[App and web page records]
• • • • • • •
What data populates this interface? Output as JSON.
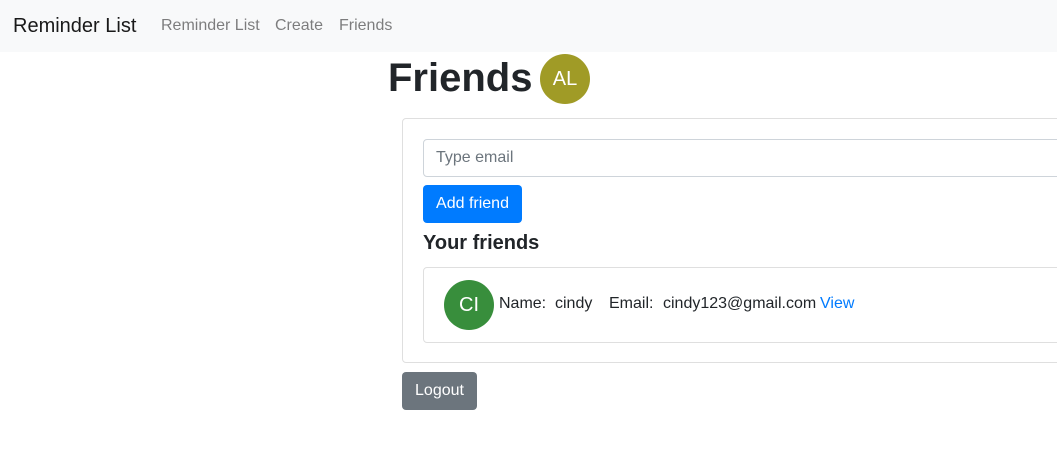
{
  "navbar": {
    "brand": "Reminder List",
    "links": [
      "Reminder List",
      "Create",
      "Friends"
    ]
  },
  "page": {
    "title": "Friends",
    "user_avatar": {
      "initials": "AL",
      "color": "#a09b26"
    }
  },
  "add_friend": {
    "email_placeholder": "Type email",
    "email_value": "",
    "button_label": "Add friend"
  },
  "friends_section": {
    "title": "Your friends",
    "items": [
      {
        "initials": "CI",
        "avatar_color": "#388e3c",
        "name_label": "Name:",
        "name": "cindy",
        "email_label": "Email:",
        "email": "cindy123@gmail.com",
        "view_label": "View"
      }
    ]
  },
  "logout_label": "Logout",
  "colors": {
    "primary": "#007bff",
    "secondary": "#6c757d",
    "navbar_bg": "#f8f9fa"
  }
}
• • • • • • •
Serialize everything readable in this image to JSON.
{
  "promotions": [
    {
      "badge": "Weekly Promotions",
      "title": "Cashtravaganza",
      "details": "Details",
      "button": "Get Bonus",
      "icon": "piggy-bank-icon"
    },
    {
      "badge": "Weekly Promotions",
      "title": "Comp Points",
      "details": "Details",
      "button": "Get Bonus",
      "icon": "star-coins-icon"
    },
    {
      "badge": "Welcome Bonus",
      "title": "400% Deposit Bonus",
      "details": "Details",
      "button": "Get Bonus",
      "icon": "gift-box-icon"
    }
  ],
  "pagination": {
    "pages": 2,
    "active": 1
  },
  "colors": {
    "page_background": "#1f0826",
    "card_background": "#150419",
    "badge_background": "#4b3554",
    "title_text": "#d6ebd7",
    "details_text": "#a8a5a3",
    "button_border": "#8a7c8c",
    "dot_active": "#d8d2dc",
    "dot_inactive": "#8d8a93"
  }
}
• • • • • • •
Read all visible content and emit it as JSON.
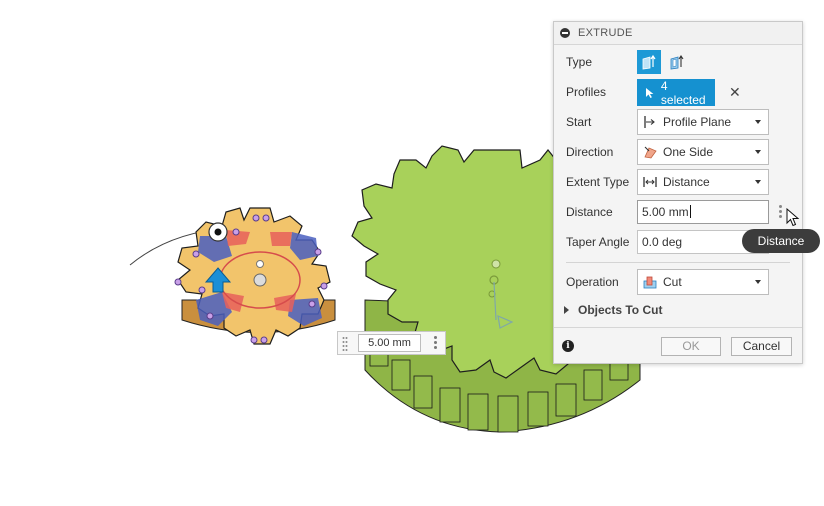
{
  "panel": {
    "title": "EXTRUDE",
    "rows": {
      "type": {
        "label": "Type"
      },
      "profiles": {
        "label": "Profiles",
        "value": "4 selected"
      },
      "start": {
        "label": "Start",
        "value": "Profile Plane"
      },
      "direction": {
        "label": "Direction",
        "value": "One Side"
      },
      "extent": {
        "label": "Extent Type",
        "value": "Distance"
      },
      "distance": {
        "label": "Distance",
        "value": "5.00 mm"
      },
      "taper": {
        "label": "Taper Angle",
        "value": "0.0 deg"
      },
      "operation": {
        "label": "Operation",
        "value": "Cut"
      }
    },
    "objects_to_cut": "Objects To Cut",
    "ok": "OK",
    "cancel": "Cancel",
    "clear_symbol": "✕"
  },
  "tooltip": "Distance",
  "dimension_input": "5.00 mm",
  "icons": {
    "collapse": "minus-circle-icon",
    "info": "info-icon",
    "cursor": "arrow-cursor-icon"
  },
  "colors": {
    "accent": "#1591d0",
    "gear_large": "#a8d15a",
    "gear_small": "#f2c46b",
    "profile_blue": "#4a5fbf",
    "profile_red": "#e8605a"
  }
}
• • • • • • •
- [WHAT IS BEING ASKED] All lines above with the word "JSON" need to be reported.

- [EXERCISE ANSWER]
What data populates this interface? Output as JSON.
Serialize everything readable in this image to JSON.
Read all visible content and emit it as JSON.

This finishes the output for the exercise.